Back to the Geelong City Council, like I said, I think almost any move to show acceptance and advocacy for LGBTQ+ is a good thing. However, if you watched a discussion on shows like Sky News’ ‘Paul Murray Live’ this week, you would sense a bit of ‘here we go again’. Panellist like ‘Herald Sun’s’ Rita Panahi attacked Labor again for voting down the proposed plebiscite earlier this year.

The thing is, do gestures like the ones that the Geelong City Council made win hearts? To be honest, I think the answer is no. Pushing ad nauseum, while attacking opponents of things like same – sex marriage, or even the signalling of IDAHOBIT by raising the rainbow flag on a government building isn’t winning anyone over.

So, what can we do?

First thing that comes to mind is… talk. Talk about same – sex marriage, homophobia, biphobia, transphobia, etc. We need to work together to work it out so LGBTQ+ are included and accepted without others feeling unfairly targeted and silenced.

On a similar point, let LGBTQ+ talk. This is what has frustrated me over the so – called debate on same – sex marriage. On one hand, you have groups like Socialist Alliance running amok making LGBTQ+ look bad, then on the other end, you have conservatives (almost always straight), telling LGBTQ+ to suck it  up and how we should have just had the plebiscite.

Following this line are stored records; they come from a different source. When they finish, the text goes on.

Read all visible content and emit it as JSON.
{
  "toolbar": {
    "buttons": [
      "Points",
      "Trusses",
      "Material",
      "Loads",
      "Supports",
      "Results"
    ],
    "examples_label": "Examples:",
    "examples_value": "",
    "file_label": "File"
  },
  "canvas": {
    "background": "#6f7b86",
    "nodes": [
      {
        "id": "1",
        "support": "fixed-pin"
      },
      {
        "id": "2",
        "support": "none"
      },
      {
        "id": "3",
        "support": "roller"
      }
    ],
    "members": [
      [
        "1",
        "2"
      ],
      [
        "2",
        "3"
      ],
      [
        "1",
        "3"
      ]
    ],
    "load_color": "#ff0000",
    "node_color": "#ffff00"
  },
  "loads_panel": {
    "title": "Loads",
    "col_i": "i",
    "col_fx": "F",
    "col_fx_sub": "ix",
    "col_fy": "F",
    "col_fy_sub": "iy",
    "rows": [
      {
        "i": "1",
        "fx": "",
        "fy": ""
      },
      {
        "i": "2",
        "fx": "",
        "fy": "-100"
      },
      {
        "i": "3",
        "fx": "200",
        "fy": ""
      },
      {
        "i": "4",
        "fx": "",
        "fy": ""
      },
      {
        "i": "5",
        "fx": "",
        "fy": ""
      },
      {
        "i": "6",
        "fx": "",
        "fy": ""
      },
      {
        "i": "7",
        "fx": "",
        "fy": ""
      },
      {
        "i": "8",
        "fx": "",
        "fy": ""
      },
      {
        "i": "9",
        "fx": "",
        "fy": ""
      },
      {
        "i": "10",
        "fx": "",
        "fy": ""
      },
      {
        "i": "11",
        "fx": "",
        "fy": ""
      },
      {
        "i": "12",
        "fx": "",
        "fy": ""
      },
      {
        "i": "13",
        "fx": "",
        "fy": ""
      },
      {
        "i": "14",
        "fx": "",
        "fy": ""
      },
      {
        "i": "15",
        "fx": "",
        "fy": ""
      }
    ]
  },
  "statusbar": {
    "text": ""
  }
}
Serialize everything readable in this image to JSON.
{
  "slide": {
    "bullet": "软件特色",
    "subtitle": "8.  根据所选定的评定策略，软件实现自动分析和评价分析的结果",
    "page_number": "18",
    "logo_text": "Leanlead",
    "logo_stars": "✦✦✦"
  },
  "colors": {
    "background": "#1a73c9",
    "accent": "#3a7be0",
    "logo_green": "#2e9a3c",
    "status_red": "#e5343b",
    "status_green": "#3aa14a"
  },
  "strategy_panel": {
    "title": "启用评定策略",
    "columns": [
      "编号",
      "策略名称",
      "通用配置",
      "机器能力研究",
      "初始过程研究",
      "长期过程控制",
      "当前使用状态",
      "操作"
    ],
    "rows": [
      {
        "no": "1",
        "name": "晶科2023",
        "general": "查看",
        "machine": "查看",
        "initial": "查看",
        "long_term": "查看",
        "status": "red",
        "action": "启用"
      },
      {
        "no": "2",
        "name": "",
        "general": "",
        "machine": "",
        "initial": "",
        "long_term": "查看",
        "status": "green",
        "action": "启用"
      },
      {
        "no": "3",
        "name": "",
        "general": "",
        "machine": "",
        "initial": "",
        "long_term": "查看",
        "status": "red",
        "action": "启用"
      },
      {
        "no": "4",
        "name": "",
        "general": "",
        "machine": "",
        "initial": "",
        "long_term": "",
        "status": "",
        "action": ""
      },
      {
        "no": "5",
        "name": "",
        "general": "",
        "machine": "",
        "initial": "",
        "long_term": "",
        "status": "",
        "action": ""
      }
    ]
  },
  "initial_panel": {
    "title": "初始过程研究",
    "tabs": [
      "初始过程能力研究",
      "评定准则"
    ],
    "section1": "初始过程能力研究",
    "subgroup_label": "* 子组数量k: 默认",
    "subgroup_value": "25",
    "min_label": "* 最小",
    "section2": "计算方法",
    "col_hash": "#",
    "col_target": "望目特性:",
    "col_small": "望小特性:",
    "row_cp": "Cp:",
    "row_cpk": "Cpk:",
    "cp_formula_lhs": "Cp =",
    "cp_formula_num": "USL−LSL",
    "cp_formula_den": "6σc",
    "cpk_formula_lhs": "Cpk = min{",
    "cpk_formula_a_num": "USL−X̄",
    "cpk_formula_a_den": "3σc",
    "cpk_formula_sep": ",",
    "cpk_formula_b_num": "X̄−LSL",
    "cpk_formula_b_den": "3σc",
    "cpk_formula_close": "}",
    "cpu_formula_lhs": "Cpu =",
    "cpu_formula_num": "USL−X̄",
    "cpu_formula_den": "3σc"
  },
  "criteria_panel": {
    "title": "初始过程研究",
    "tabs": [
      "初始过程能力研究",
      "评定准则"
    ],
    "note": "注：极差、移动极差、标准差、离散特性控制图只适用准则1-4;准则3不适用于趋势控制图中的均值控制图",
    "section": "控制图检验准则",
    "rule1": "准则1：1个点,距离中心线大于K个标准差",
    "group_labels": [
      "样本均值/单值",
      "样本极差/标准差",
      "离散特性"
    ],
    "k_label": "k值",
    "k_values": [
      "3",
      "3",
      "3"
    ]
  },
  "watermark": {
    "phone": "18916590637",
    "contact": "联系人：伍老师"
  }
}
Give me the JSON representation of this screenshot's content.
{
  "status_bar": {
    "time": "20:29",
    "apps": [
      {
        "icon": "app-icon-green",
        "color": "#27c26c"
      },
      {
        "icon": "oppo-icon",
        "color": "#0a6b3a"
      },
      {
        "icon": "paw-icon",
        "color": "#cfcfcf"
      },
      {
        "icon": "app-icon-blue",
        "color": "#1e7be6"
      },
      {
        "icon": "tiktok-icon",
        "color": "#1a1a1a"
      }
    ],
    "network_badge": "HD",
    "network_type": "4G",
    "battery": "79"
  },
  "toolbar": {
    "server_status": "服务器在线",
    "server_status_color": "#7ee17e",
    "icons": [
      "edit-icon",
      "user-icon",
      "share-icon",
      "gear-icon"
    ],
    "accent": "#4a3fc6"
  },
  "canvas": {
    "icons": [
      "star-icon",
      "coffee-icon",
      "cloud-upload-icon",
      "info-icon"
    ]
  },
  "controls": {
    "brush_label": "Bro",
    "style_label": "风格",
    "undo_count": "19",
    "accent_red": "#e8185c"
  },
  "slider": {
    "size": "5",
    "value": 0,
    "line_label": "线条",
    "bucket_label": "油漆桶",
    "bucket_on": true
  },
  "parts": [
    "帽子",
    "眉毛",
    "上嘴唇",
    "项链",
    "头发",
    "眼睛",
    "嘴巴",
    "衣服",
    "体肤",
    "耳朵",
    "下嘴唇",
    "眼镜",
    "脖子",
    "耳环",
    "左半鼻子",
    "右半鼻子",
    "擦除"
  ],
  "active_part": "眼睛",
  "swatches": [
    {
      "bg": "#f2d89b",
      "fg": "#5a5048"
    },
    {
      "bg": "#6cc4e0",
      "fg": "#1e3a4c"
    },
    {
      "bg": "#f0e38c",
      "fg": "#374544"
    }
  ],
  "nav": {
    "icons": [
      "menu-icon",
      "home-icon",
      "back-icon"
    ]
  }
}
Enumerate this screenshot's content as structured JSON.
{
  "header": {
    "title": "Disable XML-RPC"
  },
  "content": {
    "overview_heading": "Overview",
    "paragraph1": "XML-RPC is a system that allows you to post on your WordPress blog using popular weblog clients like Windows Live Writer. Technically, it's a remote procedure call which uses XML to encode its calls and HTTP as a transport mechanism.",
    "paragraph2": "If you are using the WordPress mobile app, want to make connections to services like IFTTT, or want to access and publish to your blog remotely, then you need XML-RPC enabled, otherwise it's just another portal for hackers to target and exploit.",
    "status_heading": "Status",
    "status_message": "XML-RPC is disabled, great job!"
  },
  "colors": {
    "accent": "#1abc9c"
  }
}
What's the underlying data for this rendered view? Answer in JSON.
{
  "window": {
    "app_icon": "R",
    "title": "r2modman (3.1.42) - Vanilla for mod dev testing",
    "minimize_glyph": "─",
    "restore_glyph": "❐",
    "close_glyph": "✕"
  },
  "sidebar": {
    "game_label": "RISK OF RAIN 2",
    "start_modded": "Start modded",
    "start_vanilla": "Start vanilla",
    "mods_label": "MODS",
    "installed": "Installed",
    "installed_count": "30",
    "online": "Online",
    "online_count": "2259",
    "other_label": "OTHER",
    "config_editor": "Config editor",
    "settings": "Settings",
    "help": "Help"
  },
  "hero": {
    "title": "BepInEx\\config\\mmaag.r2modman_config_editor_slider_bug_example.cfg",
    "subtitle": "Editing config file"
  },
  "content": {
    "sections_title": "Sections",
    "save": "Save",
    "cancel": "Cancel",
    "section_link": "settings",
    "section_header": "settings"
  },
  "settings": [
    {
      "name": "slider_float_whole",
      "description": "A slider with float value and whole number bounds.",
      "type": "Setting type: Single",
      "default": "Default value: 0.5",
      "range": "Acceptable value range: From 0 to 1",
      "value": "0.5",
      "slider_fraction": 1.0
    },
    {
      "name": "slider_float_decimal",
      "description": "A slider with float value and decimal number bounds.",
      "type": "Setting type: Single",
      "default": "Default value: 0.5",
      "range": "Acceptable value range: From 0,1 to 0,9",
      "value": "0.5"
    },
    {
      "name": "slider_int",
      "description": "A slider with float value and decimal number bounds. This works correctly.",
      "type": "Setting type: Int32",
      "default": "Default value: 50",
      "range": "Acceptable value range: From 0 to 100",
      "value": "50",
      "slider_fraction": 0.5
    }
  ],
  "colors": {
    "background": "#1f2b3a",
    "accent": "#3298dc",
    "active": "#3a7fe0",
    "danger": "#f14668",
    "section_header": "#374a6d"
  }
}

There are LGBTQ+ Australians who don’t want same – sex marriage to be legalised, and yet there are those who do and take the debate hard and did have aerious concerns. I think I’ve said before that mental health was a topic that was unfortunately not talked about in the lead up to the vote on the plebiscite until it was too late and the bill was blocked in the Senate. This isn’t about treating LGBTQ+ people as ‘special snowflakes’ or ‘precious petals’, but acknowledging that, because of their circumstances, past trauma or toxic beliefs about gender identity or sexuality, that such people may have needed support in the lead up to the plebiscite.

 

I do any council or other institution who work to make LGBTQ+ people feel secure and included in their area. i do think LGBTQ+ need to be heard. Whether putting a rainbow flag on a government building, even for a week is a way to do it is I think questionable. Let’s hope it doesn’t have the exact opposite effect.